### Goal of the exercise
Check each line of the records below for the string "color", then state how many lines contain it, with no other output.

### Task inputs
=== Section Start ===
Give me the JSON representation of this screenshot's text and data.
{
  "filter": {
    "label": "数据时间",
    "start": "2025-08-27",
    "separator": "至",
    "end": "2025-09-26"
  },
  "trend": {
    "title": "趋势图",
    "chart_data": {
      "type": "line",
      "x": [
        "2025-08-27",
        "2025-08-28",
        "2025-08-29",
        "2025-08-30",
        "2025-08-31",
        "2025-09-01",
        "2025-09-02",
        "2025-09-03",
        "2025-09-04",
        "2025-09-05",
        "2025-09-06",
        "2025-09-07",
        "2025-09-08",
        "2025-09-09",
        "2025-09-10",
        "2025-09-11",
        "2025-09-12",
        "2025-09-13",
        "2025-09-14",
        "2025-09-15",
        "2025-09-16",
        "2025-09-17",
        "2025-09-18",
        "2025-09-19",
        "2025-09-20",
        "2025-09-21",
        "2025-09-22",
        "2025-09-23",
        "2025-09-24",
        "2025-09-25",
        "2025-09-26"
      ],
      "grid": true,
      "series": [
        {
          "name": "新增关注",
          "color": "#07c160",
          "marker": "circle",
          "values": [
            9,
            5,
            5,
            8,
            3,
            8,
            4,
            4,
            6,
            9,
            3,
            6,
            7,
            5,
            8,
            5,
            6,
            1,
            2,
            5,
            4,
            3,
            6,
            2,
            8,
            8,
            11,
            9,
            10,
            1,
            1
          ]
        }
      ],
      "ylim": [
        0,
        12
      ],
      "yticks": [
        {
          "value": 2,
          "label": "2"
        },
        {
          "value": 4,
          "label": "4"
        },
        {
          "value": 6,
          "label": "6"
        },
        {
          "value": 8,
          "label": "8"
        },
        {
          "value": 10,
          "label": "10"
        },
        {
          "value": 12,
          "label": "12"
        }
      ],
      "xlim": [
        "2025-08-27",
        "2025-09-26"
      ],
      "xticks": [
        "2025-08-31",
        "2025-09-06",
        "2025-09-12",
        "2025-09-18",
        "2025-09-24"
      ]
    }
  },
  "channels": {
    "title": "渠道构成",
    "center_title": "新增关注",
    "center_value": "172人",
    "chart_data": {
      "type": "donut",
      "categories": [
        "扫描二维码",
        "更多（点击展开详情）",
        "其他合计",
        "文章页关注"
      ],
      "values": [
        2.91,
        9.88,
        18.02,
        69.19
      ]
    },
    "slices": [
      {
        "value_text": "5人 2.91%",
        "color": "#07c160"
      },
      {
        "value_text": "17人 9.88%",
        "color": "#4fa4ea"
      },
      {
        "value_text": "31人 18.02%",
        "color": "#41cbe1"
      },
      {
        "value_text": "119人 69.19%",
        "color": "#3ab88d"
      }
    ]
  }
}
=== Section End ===
### Solution to this exercise
5